We are dealing with a graphing calculator after all, so it makes sense that there are lots of graphics commands to talk about. Although the graphical capabilities of the calculator are limited (a monochrome LCD with either 160x100 or 240x128 resolution) these commands allow programmers to squeeze everything out of the screen that they can.
This page is divided into two sections: "Drawing commands" for general tasks like drawing lines, circles, or individual pixels, and "Graphing commands" which deal with the graphs of various functions. If you're not interested in the math aspects of graphics, you might want to skip the second section, especially at first reading.
However, all functions discussed on this page share a common aspect: their difference from normal graphing. When an equation variable is graphed, the result is semi-permanent: using a command like ClrDraw to clear the screen, or changing some setting, can do nothing more than cause the graph to be redrawn. However, all of the commands on this page produce "drawn items" which disappear permanently when the screen is cleared.

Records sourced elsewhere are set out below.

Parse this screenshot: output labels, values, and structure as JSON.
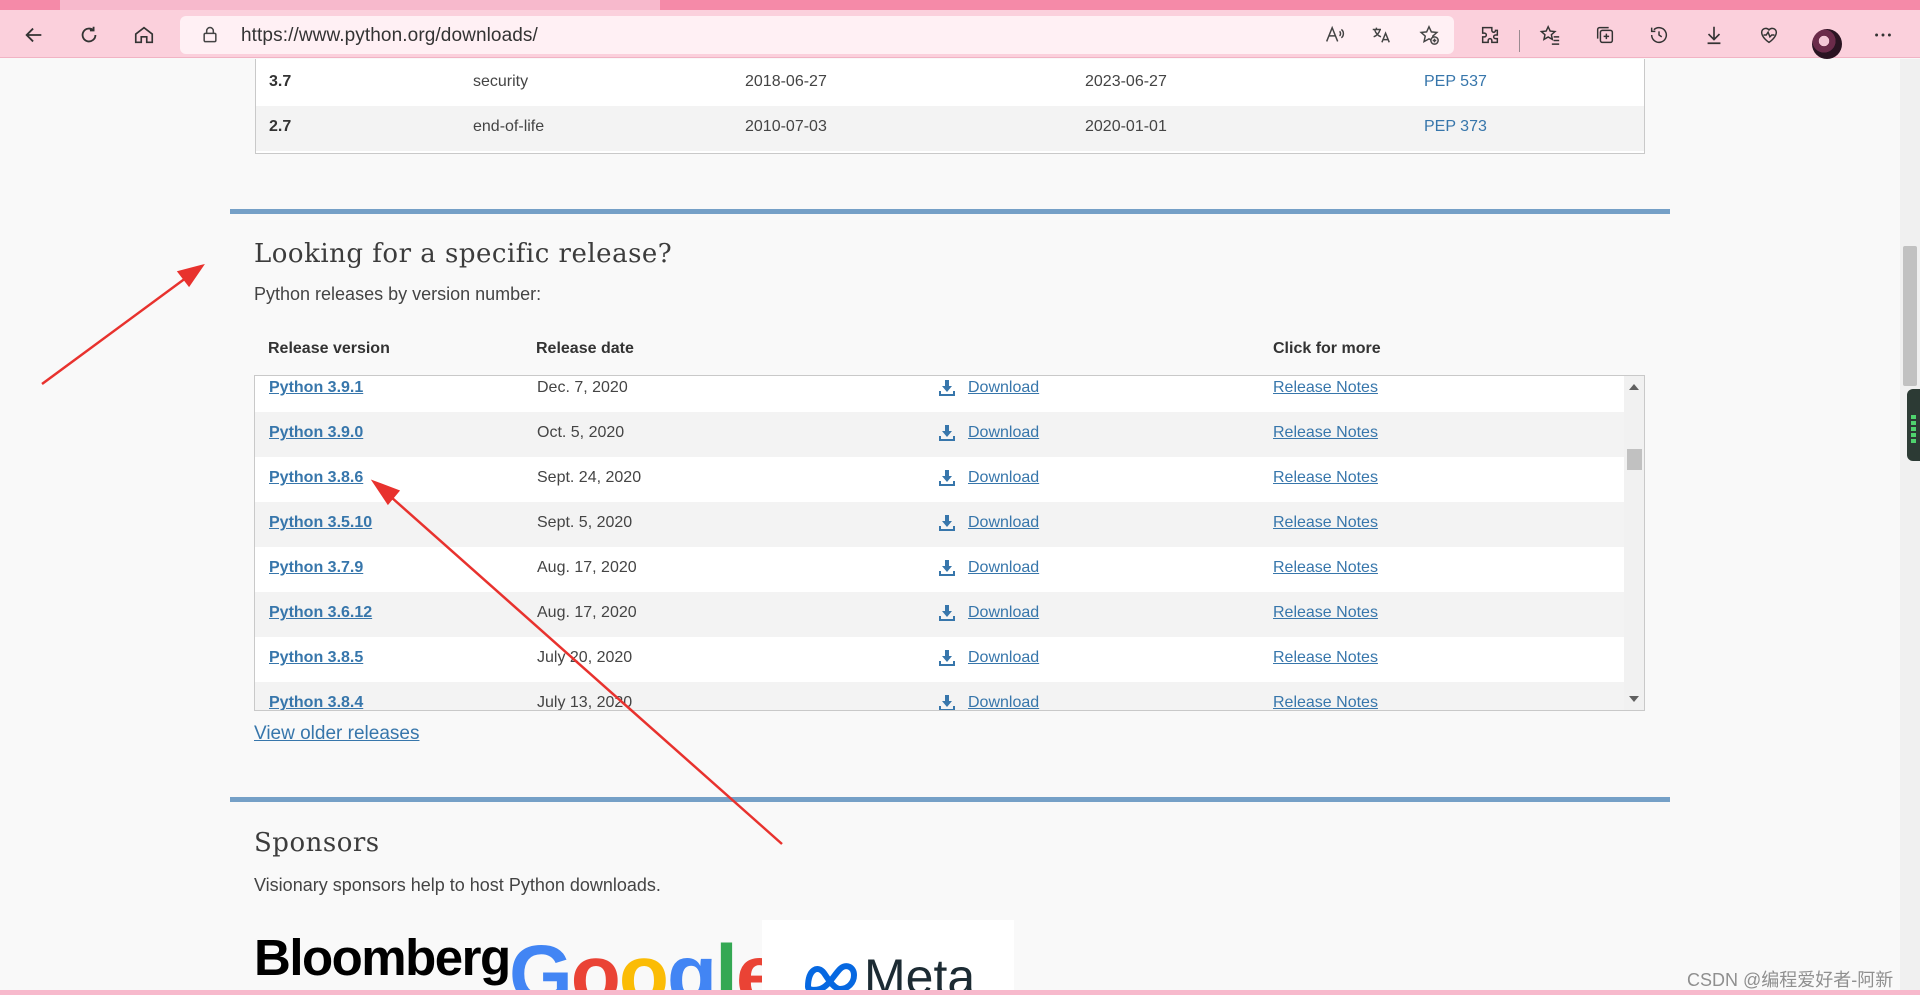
{
  "browser": {
    "url": "https://www.python.org/downloads/"
  },
  "summary_rows": [
    {
      "version": "3.7",
      "status": "security",
      "released": "2018-06-27",
      "end_of_support": "2023-06-27",
      "pep": "PEP 537"
    },
    {
      "version": "2.7",
      "status": "end-of-life",
      "released": "2010-07-03",
      "end_of_support": "2020-01-01",
      "pep": "PEP 373"
    }
  ],
  "specific_release": {
    "heading": "Looking for a specific release?",
    "subtitle": "Python releases by version number:",
    "columns": {
      "version": "Release version",
      "date": "Release date",
      "more": "Click for more"
    },
    "releases": [
      {
        "name": "Python 3.9.1",
        "date": "Dec. 7, 2020",
        "download": "Download",
        "notes": "Release Notes"
      },
      {
        "name": "Python 3.9.0",
        "date": "Oct. 5, 2020",
        "download": "Download",
        "notes": "Release Notes"
      },
      {
        "name": "Python 3.8.6",
        "date": "Sept. 24, 2020",
        "download": "Download",
        "notes": "Release Notes"
      },
      {
        "name": "Python 3.5.10",
        "date": "Sept. 5, 2020",
        "download": "Download",
        "notes": "Release Notes"
      },
      {
        "name": "Python 3.7.9",
        "date": "Aug. 17, 2020",
        "download": "Download",
        "notes": "Release Notes"
      },
      {
        "name": "Python 3.6.12",
        "date": "Aug. 17, 2020",
        "download": "Download",
        "notes": "Release Notes"
      },
      {
        "name": "Python 3.8.5",
        "date": "July 20, 2020",
        "download": "Download",
        "notes": "Release Notes"
      },
      {
        "name": "Python 3.8.4",
        "date": "July 13, 2020",
        "download": "Download",
        "notes": "Release Notes"
      }
    ],
    "older_link": "View older releases"
  },
  "sponsors": {
    "heading": "Sponsors",
    "subtitle": "Visionary sponsors help to host Python downloads.",
    "logos": [
      "Bloomberg",
      "Google",
      "Meta"
    ]
  },
  "watermark": "CSDN @编程爱好者-阿新",
  "colors": {
    "link": "#3776ab",
    "divider": "#75a0c7",
    "chrome": "#fbd0dc",
    "annotation_arrow": "#e8322e"
  }
}
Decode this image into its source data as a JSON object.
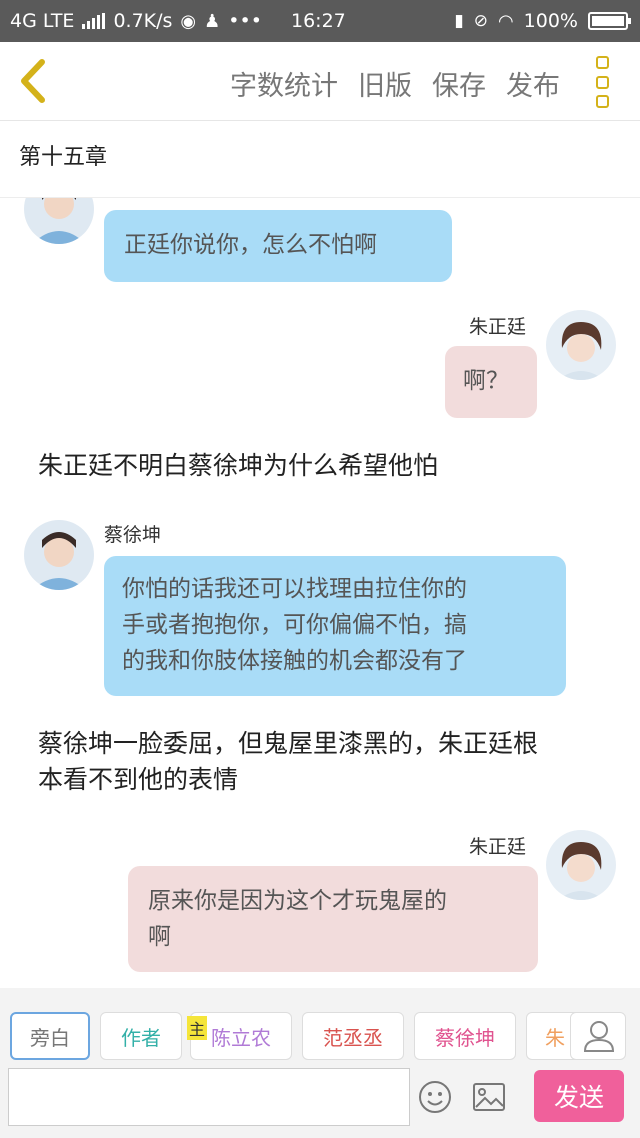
{
  "status_bar": {
    "network": "4G LTE",
    "speed": "0.7K/s",
    "time": "16:27",
    "battery": "100%"
  },
  "header": {
    "actions": [
      "字数统计",
      "旧版",
      "保存",
      "发布"
    ]
  },
  "chapter": {
    "title": "第十五章"
  },
  "messages": [
    {
      "text": "正廷你说你，怎么不怕啊"
    },
    {
      "speaker": "朱正廷",
      "text": "啊？"
    },
    {
      "narration": "朱正廷不明白蔡徐坤为什么希望他怕"
    },
    {
      "speaker": "蔡徐坤",
      "lines": [
        "你怕的话我还可以找理由拉住你的",
        "手或者抱抱你，可你偏偏不怕，搞",
        "的我和你肢体接触的机会都没有了"
      ]
    },
    {
      "narration_lines": [
        "蔡徐坤一脸委屈，但鬼屋里漆黑的，朱正廷根",
        "本看不到他的表情"
      ]
    },
    {
      "speaker": "朱正廷",
      "lines": [
        "原来你是因为这个才玩鬼屋的",
        "啊"
      ]
    }
  ],
  "toolbar": {
    "roles": [
      {
        "label": "旁白",
        "color": "#777777"
      },
      {
        "label": "作者",
        "color": "#33b0a8"
      },
      {
        "label": "陈立农",
        "color": "#b07ad6"
      },
      {
        "label": "范丞丞",
        "color": "#d9534f"
      },
      {
        "label": "蔡徐坤",
        "color": "#e0538f"
      },
      {
        "label": "朱",
        "color": "#f0a060"
      }
    ],
    "main_badge": "主",
    "send_label": "发送"
  },
  "colors": {
    "accent_yellow": "#d4b21a",
    "bubble_blue": "#a9dcf7",
    "bubble_pink": "#f2dcdc",
    "send_pink": "#f0609b"
  }
}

If you want to draw an image on the screen, you have two choices. First, you can build it up from simple shapes like dots, circles and lines. This may work great for an user interface, but it pretty much limits you to stick figures when you want to draw anything more complicated. So the other option is to have a picture already stored in a variable, and just display it to the screen as you need to. We'll cover both of these in order.
A universally useful drawing command is ClrDraw: this clears everything drawn on the graphscreen.
Point vs. Pixel
TI-Basic allows two ways of specifying a location on the screen: "point" coordinates and "pixel" coordinates. The point coordinates are the ones that you see most often: they are the coordinates determined by the graphing window, with (xmin,ymin) being the bottom left corner and (xmax,ymax) the top right. Because the graphing window has to be initialized if you want to use these in a logical way, this is NOT usually the best type of coordinate to use.
The alternative is pixel coordinates ("pixel" refers to the individual dots that make up the calculator screen). The graphscreen is made up of 77 rows and 159 columns of pixels, and 103 rows and 239 columns on a widescreen calculator (this ignores the rightmost column of pixels, which can't be drawn to). So the pixel coordinates refer to each pixel by the pair (row,column). This is actually the reverse of the point coordinates: the first number determines the vertical location, and the second number the horizontal location. The rows and columns are numbered starting from 0, and the 0th row is the top row. So (0,0) refers to the top left pixel of the graphscreen, and (76,158) or (102,238) refers to the bottom right pixel.
For pretty much every drawing command, you have to specify a location on the graphscreen at which to draw. You can choose either type of coordinate (although your life will be simpler with pixel coordinates) — for every point command, there's a matching pixel command, and vice versa (with an exception we'll get to later).
For example, you can draw a line with the Line command, and the syntax will be:
Or you can use the PxlLine command, with the syntax:
The following table gives you all the simple drawing commands in their two forms:
|Point Coordinates||Pixel Coordinates|
Using picture variables, you can store a rectangular image of any size, to be displayed on the screen later. In video game language, such an image is often called a sprite.
The several commands that deal with picture variables are covered in-depth in the Sprites article (CyclePic is described in the Animation article because, you guessed it, it lets you display an animated image). One important thing to note is that they only use pixel coordinates — another reason to use these.
The seven sprite commands are:
The usual way of graphing is to store to an equation variable such as y1(x), and then simply go to the graph screen (where you can resize the window and other fun stuff). For the convenience of programmers, any sort of graph manipulation you can choose from a menu is also available as a command. The 68k calculators also provide another way of graphing, probably more suitable to programmers, which draws a graph of a specific expression.
These simulate graphing an equation from any graphing mode. Of special note is the Graph command — unlike the other commands, which can be erased with ClrDraw or any other way of refreshing the screen, the output of Graph can only be erased by ClrGraph or by going to the Y= screen to re-enable the normal Y= functions.
The zoom commands resize the graphing window determined by xmin, xmax, ymin, and ymax. For the most part, these four variables are all they change. The exception is ZoomStd, which restores certain other values to their defaults, and ZoomSto and ZoomRcl, which back up and restore all window variables.
These final commands are more or less miscellaneous. Their uniting characteristic is that they deal with the graph of an actual equation variable (the ones you edit in the Y= screen). Of these, FnOff is probably the one to remember: it turns off all equation variables without actually deleting them.